In late September, the U.S. administration offered Tel Aviv a lavish list of inducements, including promises of military hardware, in exchange for just a 60-day freeze. Netanyahu declined. The administration might once again choose accommodation. Sen. John Kerry (D-Mass.), in Israel this week, has already suggested that the Palestinians can be lured back to negotiations with other concessions.

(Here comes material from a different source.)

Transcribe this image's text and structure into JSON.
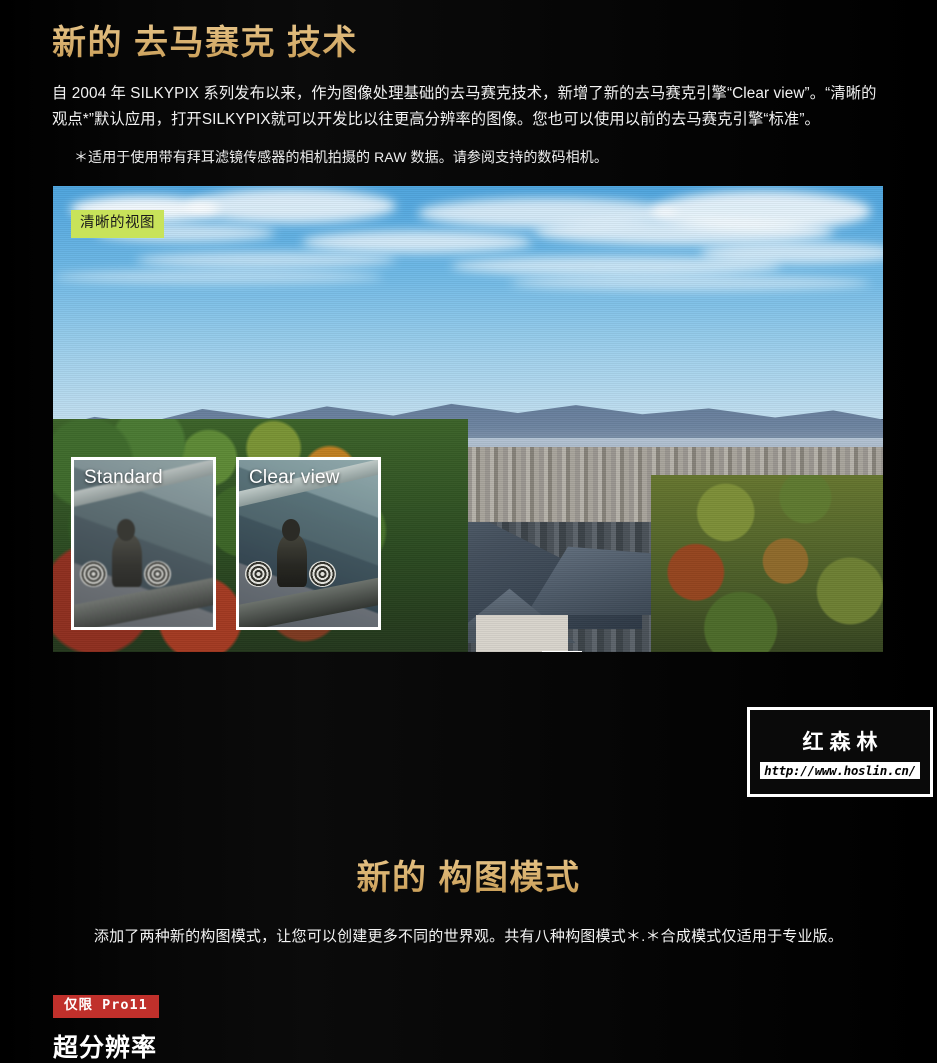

Or, Levy asks, “Do you put a choice in front of him?” Obama could call Netanyahu’s bluff by presenting both sides with a map indicating a proposed territorial solution, an idea which has begun to gain currency. Netanyahu and Palestinian President Mahmoud Abbas would then have to decide whether to accept such a map as a starting point and thus put an end to the wrangling over settlements. Abbas would almost certainly agree. Netanyahu’s right-wing allies would denounce the idea, but Israel’s Labor Party, also a member of his coalition, would embrace it. Would Netanyahu again risk the survival of his government? “If you do it smartly,” says Levy, “you can repeat ’98-9” — that is, Wye.